(Beginning of EXERCISE INPUTS)
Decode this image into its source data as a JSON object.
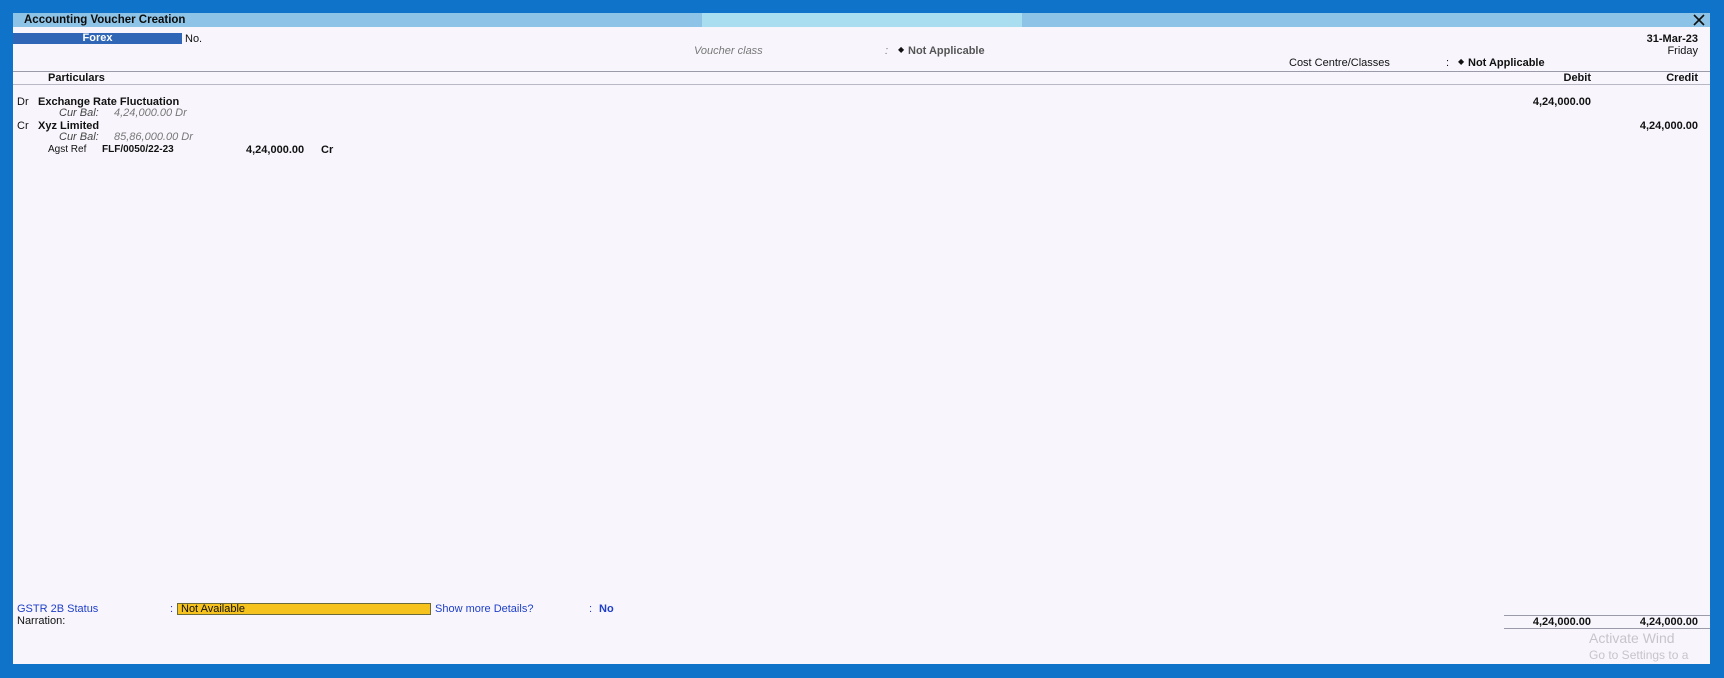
{
  "window": {
    "title": "Accounting Voucher Creation"
  },
  "header": {
    "voucher_type": "Forex",
    "no_label": "No.",
    "date": "31-Mar-23",
    "day": "Friday",
    "voucher_class_label": "Voucher class",
    "voucher_class_sep": ":",
    "voucher_class_value": "Not Applicable",
    "cost_centre_label": "Cost Centre/Classes",
    "cost_centre_sep": ":",
    "cost_centre_value": "Not Applicable",
    "diamond": "◆"
  },
  "columns": {
    "particulars": "Particulars",
    "debit": "Debit",
    "credit": "Credit"
  },
  "entries": [
    {
      "type": "Dr",
      "ledger": "Exchange Rate Fluctuation",
      "cur_bal_label": "Cur Bal:",
      "cur_bal_value": "4,24,000.00 Dr",
      "debit": "4,24,000.00",
      "credit": ""
    },
    {
      "type": "Cr",
      "ledger": "Xyz Limited",
      "cur_bal_label": "Cur Bal:",
      "cur_bal_value": "85,86,000.00 Dr",
      "debit": "",
      "credit": "4,24,000.00",
      "bill_ref": {
        "method": "Agst Ref",
        "name": "FLF/0050/22-23",
        "amount": "4,24,000.00",
        "drcr": "Cr"
      }
    }
  ],
  "footer": {
    "gstr_label": "GSTR 2B Status",
    "gstr_sep": ":",
    "gstr_value": "Not Available",
    "show_more_label": "Show more Details?",
    "show_more_sep": ":",
    "show_more_value": "No",
    "narration_label": "Narration:",
    "total_debit": "4,24,000.00",
    "total_credit": "4,24,000.00"
  },
  "watermark": {
    "line1": "Activate Wind",
    "line2": "Go to Settings to a"
  }
}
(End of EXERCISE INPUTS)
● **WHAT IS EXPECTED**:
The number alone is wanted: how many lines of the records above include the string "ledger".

● **SOLUTION FOR THIS TASK**:
2